Helen Love joined bis in dishing up the nostalgia. Dressed in her trademark shades, Helen pouts her way through the hyper electro likes of Joey Ramoney, Shifty Disco Girl and Happy Hardcore, with confetti cannons blasting gold ticker tape into the crowd; it’s quite a spectacle for a low budget festival where the biggest extravagance is usually someone throwing a 7” record into the audience. A stage invasion even ensues during closing number, Does Your Heart Go Boom. They couldn’t have been more different to Camera Obscura, who occupied the same stage the night before. Torrential rain, with an accompanying electrical storm, drove their set inside – which meant they came on about an hour and a half late. With the crowd agitated, they really needed to pull it out of the bag, but they barely even looked into the bag; a lacklustre set which none of the band really seemed to want to play – even their big, indie disco hits like Hey Lloyd I’m Ready to Be Heartbroken fell flat.
Martha were one of the weekend’s big successes. Having toiled away, playing countless gigs over the last 18 months or so, their hard works finally seems to be paying off. Not only was the sizable mid-afternoon crowd bouncing around to their two EPs of neat, melodic, Buzzcocks-ish punk pop, but they came second only to The Tuts in the t-shirt competition; everywhere you looked there was a Martha tshirt; surely a sign of the high regard they’re already held in by the scenesters.
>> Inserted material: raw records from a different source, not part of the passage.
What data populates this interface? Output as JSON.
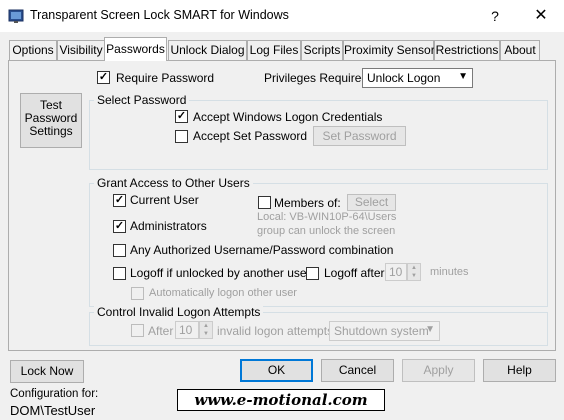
{
  "window": {
    "title": "Transparent Screen Lock SMART for Windows",
    "help": "?",
    "close": "✕"
  },
  "tabs": [
    {
      "label": "Options"
    },
    {
      "label": "Visibility"
    },
    {
      "label": "Passwords",
      "active": true
    },
    {
      "label": "Unlock Dialog"
    },
    {
      "label": "Log Files"
    },
    {
      "label": "Scripts"
    },
    {
      "label": "Proximity Sensor"
    },
    {
      "label": "Restrictions"
    },
    {
      "label": "About"
    }
  ],
  "passwords": {
    "require_password": {
      "label": "Require Password",
      "checked": true
    },
    "privileges": {
      "label": "Privileges Required",
      "value": "Unlock Logon"
    },
    "test_button": {
      "line1": "Test",
      "line2": "Password",
      "line3": "Settings"
    },
    "select_password": {
      "title": "Select Password",
      "accept_windows": {
        "label": "Accept Windows Logon Credentials",
        "checked": true
      },
      "accept_set": {
        "label": "Accept Set Password",
        "checked": false
      },
      "set_password_button": "Set Password"
    },
    "grant_access": {
      "title": "Grant Access to Other Users",
      "current_user": {
        "label": "Current User",
        "checked": true
      },
      "administrators": {
        "label": "Administrators",
        "checked": true
      },
      "members_of": {
        "label": "Members of:",
        "checked": false
      },
      "select_button": "Select",
      "group_info_line1": "Local: VB-WIN10P-64\\Users",
      "group_info_line2": "group can unlock the screen",
      "any_authorized": {
        "label": "Any Authorized Username/Password combination",
        "checked": false
      },
      "logoff_other": {
        "label": "Logoff if unlocked by another user",
        "checked": false
      },
      "logoff_after": {
        "label": "Logoff after",
        "checked": false,
        "value": "10",
        "unit": "minutes"
      },
      "auto_logon": {
        "label": "Automatically logon other user",
        "checked": false
      }
    },
    "invalid_attempts": {
      "title": "Control Invalid Logon Attempts",
      "after": {
        "label": "After",
        "checked": false,
        "value": "10",
        "suffix": "invalid logon attempts"
      },
      "action": "Shutdown system"
    }
  },
  "footer": {
    "lock_now": "Lock Now",
    "ok": "OK",
    "cancel": "Cancel",
    "apply": "Apply",
    "help": "Help",
    "config_label": "Configuration for:",
    "config_user": "DOM\\TestUser",
    "logo": "www.e-motional.com"
  },
  "colors": {
    "accent": "#0078d7",
    "disabled_text": "#a0a0a0",
    "panel": "#f0f0f0"
  }
}
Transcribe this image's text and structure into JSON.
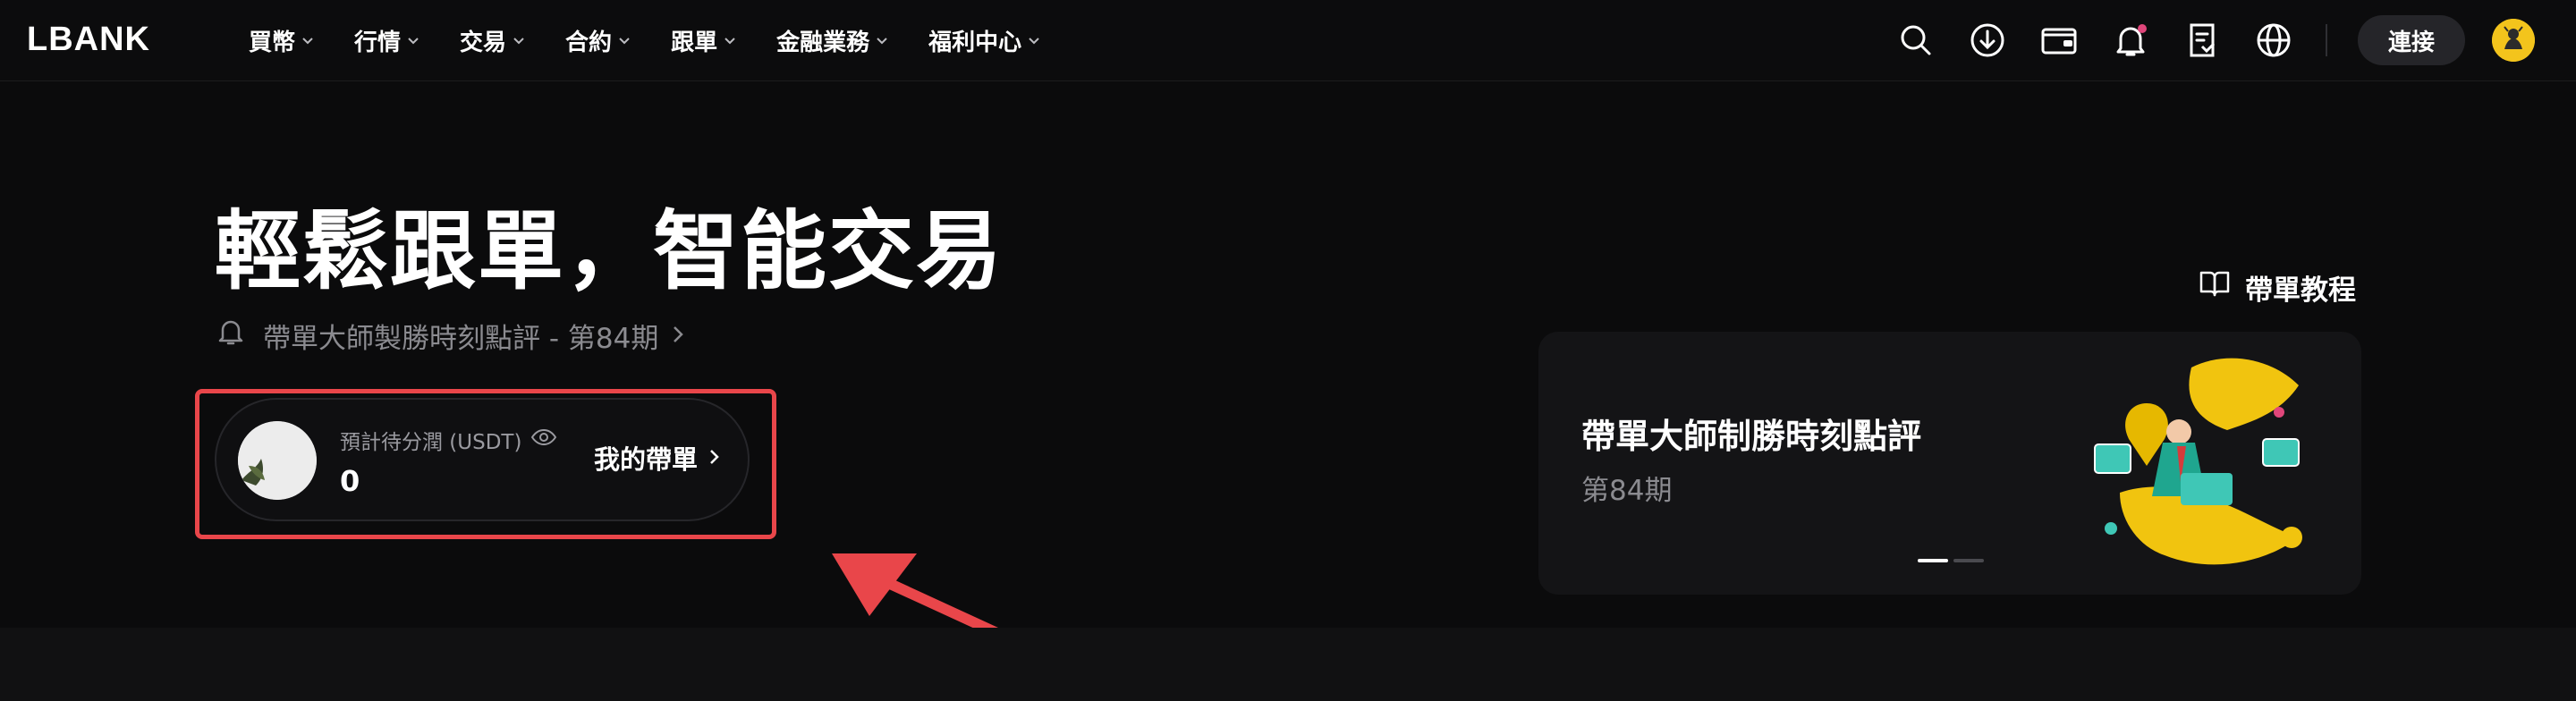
{
  "nav": {
    "logo": "LBANK",
    "items": [
      {
        "label": "買幣"
      },
      {
        "label": "行情"
      },
      {
        "label": "交易"
      },
      {
        "label": "合約"
      },
      {
        "label": "跟單"
      },
      {
        "label": "金融業務"
      },
      {
        "label": "福利中心"
      }
    ],
    "connect_label": "連接",
    "icons": [
      "search-icon",
      "download-icon",
      "wallet-icon",
      "bell-icon",
      "orders-icon",
      "globe-icon"
    ],
    "notification_dot_color": "#e0467a"
  },
  "hero": {
    "title": "輕鬆跟單，智能交易",
    "announcement": "帶單大師製勝時刻點評 - 第84期",
    "earnings": {
      "label": "預計待分潤 (USDT)",
      "value": "0",
      "link_label": "我的帶單"
    },
    "tutorial_label": "帶單教程",
    "banner": {
      "title": "帶單大師制勝時刻點評",
      "subtitle": "第84期",
      "active_slide": 1,
      "slide_count": 2
    }
  },
  "colors": {
    "background": "#0b0b0c",
    "highlight": "#e9464a",
    "accent_yellow": "#f3c41c",
    "muted_text": "#8b8b90"
  }
}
The merchandise tent played host to a series of unplugged shows, announced each morning via a small chalkboard in the corner of the tent. This year it included some bands who weren’t officially on the line-up, including The Tigercats, Colour Me Wednesday and The Just Joans, whose singalong versions of If You Don’t Pull and What Do We Do Now were in equal parts rousing and tear inducing.
Amidst all the chaos, NYC’s The Ballet sounded classy, with finely crafted, clever and heart wrenching pop songs. Milky Wimpshake’s recent, fifth album, Heart and Soul in The Milky Way, could easily have been lifted from any of their records from the last two decades, and this weekend its songs stand up against the classics; Without You and Chemical Spray fit in nicely amongst their older, wonky folk punk.
The moment of the weekend was, typically, one that only a handful of festival goers witnessed. Derbyshire trio Haiku Salut’s debut album, Tricolore, has been whipping up a quiet storm since its release earlier this year. It’s a gorgeous collection of blissed out beats, xylophones and curious cluckings – but their show in the 100 capacity church took it beyond ‘gorgeous’ and into the gobsmackingly stunning. With cardboard taped over the windows, plunging the church into near darkness, a series of vintage lamps scattered across the stage flashed in time as they hammered keys, strummed strings and tinkered with the accordion. It was breathtaking, and those who’d queued to cram in left feeling really rather smug.
The weekend came to a close at the campsite disco with bands – both those who’d been playing and those who’d just come along for fun – and fans alike passing around bottles of Buckfast and recycling Helen Love’s golden confetti by clambering up poles and throwing it into the air. Which just about says it all, really.